* Article titles in AMA citation format should be in sentence-case
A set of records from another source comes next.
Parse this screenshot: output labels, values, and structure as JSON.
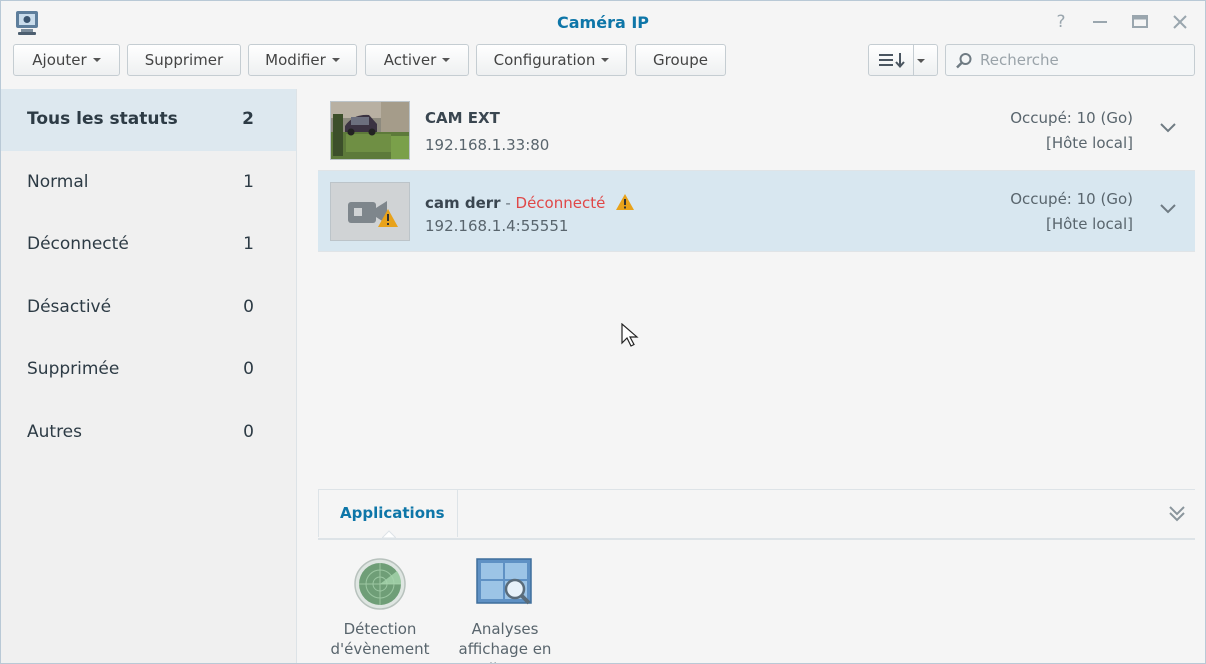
{
  "window": {
    "title": "Caméra IP"
  },
  "toolbar": {
    "add": "Ajouter",
    "delete": "Supprimer",
    "edit": "Modifier",
    "enable": "Activer",
    "configuration": "Configuration",
    "group": "Groupe",
    "search_placeholder": "Recherche"
  },
  "sidebar": {
    "items": [
      {
        "label": "Tous les statuts",
        "count": "2"
      },
      {
        "label": "Normal",
        "count": "1"
      },
      {
        "label": "Déconnecté",
        "count": "1"
      },
      {
        "label": "Désactivé",
        "count": "0"
      },
      {
        "label": "Supprimée",
        "count": "0"
      },
      {
        "label": "Autres",
        "count": "0"
      }
    ]
  },
  "cameras": [
    {
      "name": "CAM EXT",
      "status": "",
      "ip": "192.168.1.33:80",
      "used": "Occupé: 10 (Go)",
      "host": "[Hôte local]"
    },
    {
      "name": "cam derr",
      "separator": " - ",
      "status": "Déconnecté",
      "ip": "192.168.1.4:55551",
      "used": "Occupé: 10 (Go)",
      "host": "[Hôte local]"
    }
  ],
  "applications": {
    "tab": "Applications",
    "items": [
      {
        "label": "Détection d'évènement"
      },
      {
        "label": "Analyses affichage en direct"
      }
    ]
  },
  "colors": {
    "accent": "#0e76a8",
    "selected_row": "#d8e7f0",
    "status_error": "#e04848",
    "warning": "#e8a21a"
  }
}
TY - JOUR T1 - A 2-year clinical study of two glass ionomer cements used in the atraumatic restorative treatment (ART) technique. AU - Ho,T F, AU - Smales,R J, AU - Fang,D T, PY - 1999/6/29/pubmed PY - 1999/6/29/medline PY - 1999/6/29/entrez SP - 195 EP - 201 JF - Community dentistry and oral epidemiology JO - Community Dent Oral Epidemiol VL - 27 IS - 3 N2 - The purpose of the study was to evaluate, in a clinical study over 2 years, the deterioration of two glass ionomer cements used with the atraumatic restorative treatment (ART) technique or approach. Fifty-five Fuji IX and 45 ChemFil Superior restorations were placed randomly in 23 adult patients, mainly in small occlusal preparations in molar teeth. The restorations were placed in a dental hospital by one dentist using the ART technique. Photographs, radiographs and replicas were obtained at baseline and subsequent recalls. Both cements were easy to mix and place, but the radiolucency of ChemFil Superior was a disadvantage. Both cements also showed early high losses of sealant and restorative material. After 2 years, 34.5% of the sealants appeared to be completely lost, with caries recorded in 5.3% of the exposed fissures. In some instances, these small lesions may have been present, but not detected clinically, at the time of sealing. Restoration failures of 7.0% were from wear and fracture of the cements and recurrent caries. Mean cumulative wear was 83.1 microm for Fuji IX and 104.0 microm for ChemFil Superior, which was not statistically significant. The cements became darker after their placement to more closely match the restored teeth, but there were few exact matches. There was no surface staining and only minor marginal discrepancies and staining associated with the restorations. Although the short-term clinical performance of the two glass ionomer cements was reasonable, the materials require further improvements in their mechanical properties, to reduce sealant losses and wear. The cements evaluated appear suitable for restricted use only, in posterior teeth. SN - 0301-5661 UR - https://www.unboundmedicine.com/medline/citation/10385357/A_2_year_clinical_study_of_two_glass_ionomer_cements_used_in_the_atraumatic_restorative_treatment__ART__technique_ L2 - https://onlinelibrary.wiley.com/resolve/openurl?genre=article&sid=nlm:pubmed&issn=0301-5661&date=1999&volume=27&issue=3&spage=195 DB - PRIME DP - Unbound Medicine ER -